Interface dataset entries:
########################################

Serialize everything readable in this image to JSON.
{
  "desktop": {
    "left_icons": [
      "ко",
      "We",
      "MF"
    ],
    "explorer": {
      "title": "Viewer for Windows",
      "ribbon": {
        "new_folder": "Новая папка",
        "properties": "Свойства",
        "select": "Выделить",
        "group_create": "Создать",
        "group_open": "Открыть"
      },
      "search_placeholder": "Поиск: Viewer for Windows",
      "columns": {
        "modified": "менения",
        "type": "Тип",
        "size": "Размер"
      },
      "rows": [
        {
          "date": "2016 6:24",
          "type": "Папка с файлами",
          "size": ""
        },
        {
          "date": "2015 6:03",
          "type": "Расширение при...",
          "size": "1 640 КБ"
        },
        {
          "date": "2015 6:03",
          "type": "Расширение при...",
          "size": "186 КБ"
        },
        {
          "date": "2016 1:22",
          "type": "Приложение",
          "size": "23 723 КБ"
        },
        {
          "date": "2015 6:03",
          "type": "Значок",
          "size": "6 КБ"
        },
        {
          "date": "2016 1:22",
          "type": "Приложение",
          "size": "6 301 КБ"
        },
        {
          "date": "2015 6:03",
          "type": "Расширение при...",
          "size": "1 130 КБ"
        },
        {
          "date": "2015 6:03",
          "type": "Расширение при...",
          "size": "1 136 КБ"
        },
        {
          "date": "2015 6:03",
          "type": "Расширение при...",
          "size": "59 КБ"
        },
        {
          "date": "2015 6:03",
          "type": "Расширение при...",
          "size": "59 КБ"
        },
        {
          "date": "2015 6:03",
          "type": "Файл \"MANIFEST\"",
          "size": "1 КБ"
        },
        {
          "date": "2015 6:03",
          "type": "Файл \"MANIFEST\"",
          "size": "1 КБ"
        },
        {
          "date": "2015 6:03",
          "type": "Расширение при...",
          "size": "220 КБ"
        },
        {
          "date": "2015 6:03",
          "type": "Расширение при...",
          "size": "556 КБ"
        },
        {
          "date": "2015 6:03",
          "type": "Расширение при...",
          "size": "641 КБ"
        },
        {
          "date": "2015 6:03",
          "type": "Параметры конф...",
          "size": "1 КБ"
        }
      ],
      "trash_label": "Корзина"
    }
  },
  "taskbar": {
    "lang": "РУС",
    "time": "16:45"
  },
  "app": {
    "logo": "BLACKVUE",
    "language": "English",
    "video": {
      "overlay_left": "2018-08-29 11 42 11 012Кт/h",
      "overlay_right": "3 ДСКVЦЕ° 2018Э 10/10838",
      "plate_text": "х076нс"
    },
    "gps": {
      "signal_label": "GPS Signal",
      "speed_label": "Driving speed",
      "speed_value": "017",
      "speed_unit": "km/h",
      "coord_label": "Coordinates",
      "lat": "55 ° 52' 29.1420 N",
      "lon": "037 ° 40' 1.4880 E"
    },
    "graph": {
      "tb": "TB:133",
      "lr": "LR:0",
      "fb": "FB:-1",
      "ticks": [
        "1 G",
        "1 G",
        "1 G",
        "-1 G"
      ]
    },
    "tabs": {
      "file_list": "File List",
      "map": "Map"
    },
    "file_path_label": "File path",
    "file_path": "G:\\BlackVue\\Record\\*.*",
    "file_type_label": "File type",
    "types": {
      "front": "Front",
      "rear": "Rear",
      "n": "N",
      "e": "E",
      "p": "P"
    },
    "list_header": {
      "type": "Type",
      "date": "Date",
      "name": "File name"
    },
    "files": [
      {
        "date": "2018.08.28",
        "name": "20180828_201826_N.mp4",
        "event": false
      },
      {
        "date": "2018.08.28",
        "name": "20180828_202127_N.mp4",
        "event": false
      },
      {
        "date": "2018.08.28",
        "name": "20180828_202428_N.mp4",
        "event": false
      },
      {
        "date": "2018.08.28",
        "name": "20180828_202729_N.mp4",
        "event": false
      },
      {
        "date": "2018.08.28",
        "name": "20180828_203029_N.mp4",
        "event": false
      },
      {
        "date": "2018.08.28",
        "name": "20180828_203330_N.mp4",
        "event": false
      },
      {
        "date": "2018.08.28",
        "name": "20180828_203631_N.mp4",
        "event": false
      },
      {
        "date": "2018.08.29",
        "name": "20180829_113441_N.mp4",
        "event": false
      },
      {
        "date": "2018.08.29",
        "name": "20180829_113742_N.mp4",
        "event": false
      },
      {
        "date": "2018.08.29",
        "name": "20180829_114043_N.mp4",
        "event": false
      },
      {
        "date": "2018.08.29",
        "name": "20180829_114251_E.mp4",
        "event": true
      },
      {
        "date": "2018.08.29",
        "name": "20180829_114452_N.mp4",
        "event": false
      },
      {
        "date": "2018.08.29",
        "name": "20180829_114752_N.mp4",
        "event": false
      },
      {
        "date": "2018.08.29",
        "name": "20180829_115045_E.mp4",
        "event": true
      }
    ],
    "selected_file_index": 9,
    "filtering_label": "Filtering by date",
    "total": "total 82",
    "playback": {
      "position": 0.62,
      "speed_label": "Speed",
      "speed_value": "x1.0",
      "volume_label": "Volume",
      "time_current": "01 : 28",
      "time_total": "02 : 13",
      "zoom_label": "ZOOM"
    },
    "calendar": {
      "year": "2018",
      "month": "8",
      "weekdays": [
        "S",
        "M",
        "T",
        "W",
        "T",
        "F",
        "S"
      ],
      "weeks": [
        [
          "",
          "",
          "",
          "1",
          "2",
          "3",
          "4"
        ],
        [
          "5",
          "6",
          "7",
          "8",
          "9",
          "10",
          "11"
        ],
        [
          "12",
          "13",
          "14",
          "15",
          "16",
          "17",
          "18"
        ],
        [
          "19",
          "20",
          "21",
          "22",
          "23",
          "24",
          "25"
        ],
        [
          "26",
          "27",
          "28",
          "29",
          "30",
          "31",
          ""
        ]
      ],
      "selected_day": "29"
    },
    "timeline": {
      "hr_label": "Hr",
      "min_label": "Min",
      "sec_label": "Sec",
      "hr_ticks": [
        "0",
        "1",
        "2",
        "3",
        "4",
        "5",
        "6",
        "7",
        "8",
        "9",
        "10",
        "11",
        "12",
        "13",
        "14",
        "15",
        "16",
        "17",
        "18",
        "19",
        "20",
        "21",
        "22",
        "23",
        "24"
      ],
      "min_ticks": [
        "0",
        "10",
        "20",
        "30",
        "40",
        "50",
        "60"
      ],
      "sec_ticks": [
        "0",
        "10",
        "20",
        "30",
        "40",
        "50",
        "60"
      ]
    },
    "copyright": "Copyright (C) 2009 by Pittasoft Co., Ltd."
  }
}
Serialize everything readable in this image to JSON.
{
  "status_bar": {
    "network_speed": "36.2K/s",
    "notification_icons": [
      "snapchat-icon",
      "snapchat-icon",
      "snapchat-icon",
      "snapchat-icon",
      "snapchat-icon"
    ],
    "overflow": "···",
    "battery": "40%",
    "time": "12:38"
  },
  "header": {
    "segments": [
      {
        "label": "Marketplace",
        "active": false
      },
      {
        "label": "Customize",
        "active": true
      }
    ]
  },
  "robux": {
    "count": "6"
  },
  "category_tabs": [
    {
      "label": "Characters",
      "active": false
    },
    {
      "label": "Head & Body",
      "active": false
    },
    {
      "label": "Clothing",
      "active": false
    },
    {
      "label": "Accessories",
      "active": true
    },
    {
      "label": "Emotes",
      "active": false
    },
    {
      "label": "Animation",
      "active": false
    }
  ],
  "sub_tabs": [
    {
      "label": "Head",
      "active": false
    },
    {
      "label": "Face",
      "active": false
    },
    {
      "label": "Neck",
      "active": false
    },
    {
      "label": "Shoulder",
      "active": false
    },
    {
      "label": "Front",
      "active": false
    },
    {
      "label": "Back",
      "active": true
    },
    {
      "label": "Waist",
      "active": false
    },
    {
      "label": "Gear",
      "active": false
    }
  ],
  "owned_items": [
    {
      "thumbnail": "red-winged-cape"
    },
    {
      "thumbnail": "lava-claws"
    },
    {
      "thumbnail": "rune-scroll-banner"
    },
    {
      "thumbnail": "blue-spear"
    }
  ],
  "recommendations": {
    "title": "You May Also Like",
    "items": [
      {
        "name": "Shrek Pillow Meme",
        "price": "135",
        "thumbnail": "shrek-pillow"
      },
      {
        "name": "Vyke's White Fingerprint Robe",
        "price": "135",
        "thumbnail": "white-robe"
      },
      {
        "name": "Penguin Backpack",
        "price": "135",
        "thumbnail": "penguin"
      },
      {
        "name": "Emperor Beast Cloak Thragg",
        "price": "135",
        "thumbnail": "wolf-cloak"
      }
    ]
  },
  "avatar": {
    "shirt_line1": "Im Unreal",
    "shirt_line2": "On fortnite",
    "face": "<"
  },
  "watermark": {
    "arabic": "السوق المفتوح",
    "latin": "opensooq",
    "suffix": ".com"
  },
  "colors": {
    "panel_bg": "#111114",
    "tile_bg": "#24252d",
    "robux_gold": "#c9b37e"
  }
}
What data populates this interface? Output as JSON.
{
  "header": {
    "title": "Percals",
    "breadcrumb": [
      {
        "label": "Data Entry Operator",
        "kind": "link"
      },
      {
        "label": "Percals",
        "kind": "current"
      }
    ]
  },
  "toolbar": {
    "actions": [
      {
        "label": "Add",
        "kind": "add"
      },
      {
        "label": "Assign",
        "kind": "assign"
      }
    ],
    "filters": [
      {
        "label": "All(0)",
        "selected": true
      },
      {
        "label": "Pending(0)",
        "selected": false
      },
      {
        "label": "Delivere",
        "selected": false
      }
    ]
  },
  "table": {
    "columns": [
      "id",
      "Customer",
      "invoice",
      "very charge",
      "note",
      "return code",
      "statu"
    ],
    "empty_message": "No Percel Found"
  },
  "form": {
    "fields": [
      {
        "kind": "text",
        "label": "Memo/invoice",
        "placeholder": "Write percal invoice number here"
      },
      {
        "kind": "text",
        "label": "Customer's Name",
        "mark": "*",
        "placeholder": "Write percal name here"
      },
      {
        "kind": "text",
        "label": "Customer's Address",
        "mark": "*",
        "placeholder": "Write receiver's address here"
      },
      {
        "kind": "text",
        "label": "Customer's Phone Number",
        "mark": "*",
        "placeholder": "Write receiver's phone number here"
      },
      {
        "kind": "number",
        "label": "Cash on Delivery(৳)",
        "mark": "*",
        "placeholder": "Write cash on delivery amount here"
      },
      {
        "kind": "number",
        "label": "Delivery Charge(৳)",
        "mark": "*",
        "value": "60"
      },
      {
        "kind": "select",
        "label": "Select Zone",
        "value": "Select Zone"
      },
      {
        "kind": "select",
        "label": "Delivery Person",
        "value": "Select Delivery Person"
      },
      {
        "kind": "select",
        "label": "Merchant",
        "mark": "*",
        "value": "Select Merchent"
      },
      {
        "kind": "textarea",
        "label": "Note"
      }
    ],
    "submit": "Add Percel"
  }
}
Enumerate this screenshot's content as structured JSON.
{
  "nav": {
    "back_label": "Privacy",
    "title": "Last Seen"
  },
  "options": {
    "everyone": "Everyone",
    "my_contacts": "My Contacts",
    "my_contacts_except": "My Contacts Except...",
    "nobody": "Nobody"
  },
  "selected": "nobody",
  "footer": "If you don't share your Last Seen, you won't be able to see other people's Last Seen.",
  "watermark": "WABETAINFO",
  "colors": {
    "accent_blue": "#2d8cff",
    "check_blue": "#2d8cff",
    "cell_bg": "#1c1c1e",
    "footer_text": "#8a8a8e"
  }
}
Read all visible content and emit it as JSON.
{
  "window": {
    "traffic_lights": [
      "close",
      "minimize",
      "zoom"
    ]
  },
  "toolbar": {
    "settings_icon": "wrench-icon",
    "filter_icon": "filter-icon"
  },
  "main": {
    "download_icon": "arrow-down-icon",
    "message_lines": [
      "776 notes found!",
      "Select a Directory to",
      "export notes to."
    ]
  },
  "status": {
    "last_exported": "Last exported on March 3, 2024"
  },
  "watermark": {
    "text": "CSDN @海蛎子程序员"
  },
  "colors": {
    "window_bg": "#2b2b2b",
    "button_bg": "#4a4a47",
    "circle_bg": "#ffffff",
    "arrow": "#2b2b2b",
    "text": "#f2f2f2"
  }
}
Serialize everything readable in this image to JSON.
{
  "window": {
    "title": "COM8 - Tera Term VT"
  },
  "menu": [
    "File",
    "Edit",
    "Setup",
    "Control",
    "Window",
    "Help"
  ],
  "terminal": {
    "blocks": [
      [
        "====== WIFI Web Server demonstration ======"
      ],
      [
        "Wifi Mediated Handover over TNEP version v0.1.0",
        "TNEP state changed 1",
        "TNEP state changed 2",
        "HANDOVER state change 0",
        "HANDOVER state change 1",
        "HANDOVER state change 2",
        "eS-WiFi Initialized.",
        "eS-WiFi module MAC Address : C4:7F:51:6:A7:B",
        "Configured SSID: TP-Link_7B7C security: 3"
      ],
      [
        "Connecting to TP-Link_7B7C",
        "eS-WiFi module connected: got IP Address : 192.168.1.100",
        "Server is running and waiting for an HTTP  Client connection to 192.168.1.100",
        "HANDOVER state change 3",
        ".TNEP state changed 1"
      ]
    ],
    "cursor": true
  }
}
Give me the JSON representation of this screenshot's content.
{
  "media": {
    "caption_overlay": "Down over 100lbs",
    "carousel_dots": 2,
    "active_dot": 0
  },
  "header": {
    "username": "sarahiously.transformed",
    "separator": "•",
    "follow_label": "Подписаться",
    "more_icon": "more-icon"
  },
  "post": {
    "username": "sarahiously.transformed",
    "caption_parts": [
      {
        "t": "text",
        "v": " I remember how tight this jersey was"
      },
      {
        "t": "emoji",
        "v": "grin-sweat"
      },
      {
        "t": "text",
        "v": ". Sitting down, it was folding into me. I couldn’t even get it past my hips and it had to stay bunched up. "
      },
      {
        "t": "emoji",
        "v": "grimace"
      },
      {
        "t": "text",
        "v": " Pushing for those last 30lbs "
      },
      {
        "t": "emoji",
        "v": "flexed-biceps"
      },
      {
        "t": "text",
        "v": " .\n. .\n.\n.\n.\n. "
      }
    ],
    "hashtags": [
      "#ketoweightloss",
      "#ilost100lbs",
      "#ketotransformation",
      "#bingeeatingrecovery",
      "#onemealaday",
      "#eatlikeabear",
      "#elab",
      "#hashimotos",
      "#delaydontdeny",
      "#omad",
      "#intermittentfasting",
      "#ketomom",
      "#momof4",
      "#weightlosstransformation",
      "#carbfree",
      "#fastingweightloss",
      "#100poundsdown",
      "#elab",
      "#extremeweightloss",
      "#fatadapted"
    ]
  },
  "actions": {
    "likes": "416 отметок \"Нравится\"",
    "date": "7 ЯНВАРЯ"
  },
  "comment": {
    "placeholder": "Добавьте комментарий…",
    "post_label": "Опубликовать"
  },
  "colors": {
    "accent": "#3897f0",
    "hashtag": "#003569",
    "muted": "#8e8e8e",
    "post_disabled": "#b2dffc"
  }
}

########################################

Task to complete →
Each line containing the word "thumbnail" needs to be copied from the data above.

Answer space →
      "thumbnail": "red-winged-cape"
      "thumbnail": "lava-claws"
      "thumbnail": "rune-scroll-banner"
      "thumbnail": "blue-spear"
        "thumbnail": "shrek-pillow"
        "thumbnail": "white-robe"
        "thumbnail": "penguin"
        "thumbnail": "wolf-cloak"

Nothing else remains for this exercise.